The usual tour de force, basically, to make sure that the singer who hails from Michigan reaches the widest possible public.
On the subject of her new album, Madonna was only to happy to illuminate the press: “Madame X is a secret agent travelilng around the world. Changing identities. Bringing light to dark places. … A dancer. A professor. A head of state. An equestrian. A prisoner. A student. A mother. A child. A teacher. A nun. A singer. A saint. A whore. And a spy in the house of love. I am Madame X.” You’ve got to give it to her: she covers all bases.
And then the title echoes the nickname give to the young Madonna when, at 19 years of age, she studied at the prestigious New York dance school under the exacting Martha Graham. The same Graham, in fact, who once told her: “I’m going to start calling you Madame X. I pass you in the hallway and I don’t recognise you. You keep changing the way you look, your identity. You’re a sort of mystery to me.” Let’s say that those were prophetic words.
The album cover features a close up of the character “Madame X”, with the title carved into the rub red lips of the singer. As if to give the impression that her mouth has been stitched shut by censorship. Mike Wass, a journalist on the popular news site Idolator, has described it as “an already iconic work of art” inspired by the celebrated image of Frida Kahlo.
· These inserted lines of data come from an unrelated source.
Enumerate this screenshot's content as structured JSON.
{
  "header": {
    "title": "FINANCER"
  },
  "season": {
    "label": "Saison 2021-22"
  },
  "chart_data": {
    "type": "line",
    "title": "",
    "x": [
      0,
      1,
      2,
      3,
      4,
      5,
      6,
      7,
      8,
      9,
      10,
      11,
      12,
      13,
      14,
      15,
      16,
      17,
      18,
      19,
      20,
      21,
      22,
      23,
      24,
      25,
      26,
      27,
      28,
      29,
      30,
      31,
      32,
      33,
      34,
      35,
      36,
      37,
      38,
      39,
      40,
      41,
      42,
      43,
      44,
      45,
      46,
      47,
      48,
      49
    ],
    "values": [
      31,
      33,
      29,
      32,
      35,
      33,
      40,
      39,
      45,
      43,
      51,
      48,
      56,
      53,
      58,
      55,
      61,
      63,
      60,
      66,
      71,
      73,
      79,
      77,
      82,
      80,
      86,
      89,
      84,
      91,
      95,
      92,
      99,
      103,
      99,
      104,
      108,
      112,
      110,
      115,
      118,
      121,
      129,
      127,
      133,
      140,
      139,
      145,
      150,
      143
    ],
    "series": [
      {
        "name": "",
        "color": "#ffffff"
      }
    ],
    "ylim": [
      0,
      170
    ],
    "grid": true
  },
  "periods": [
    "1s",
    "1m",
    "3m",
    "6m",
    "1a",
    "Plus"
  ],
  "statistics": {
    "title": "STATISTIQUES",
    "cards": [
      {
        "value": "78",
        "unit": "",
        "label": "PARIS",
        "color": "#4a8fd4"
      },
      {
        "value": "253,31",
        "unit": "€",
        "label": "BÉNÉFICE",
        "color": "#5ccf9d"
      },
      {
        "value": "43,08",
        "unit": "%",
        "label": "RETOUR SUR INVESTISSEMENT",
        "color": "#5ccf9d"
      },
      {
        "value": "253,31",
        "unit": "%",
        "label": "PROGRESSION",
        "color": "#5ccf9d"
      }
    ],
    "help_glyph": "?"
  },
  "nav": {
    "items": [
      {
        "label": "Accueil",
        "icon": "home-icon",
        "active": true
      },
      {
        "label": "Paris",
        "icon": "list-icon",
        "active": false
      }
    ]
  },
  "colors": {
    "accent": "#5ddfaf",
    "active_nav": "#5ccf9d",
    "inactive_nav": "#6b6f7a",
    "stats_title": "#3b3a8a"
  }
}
Songs worthy of a mention include the first single “Medellin” with the participation of Maluma, but also the multiform “Dark Ballet” (take a look at the video here below), the erotic trap of “Crave” (a duet with rapper Swae Lee), the reggae of “Future” (this one sung with Quavo), the fado of “Killers Who Are Partying” (Madonna has lived in Lisbon for the past couple of years), the cheeky reggaeton of “Bitch I’m a Loca”, the world music of “Batuka” (a remarkable track) and, finally, the hypnotic electronic of “I Don’t Search I Find”, the best track in the collection, which almost at the very end brings back the Madge who packs a punch.
A super song “I Don’t Search I Find” (which as it happens was produced by Mirwais) which, underneath it all, recalls the historic “Vogue” and a Madge who, in the early ’90s, really managed to drive us wild.
It’s not so easy to do that now, but the talent – it has to be said – is the same as it was in her heyday and “Madame X”, apart from being a worldwide hit, is also a courageous piece of work which manages to avoid ever resting on the laurels of standardisation.
1) Medellín (feat. Maluma)
2) Dark Ballet
3) God Control
4) Future (feat. Quavo)
6) Killers Who Are Partying
7) Crave (feat. Swae Lee)
9) Come Alive
10) Faz Gostoso (feat. Anitta)
11) Bitch I’m Loca (feat. Maluma)
12) I Don’t Search I Find
13) I Rise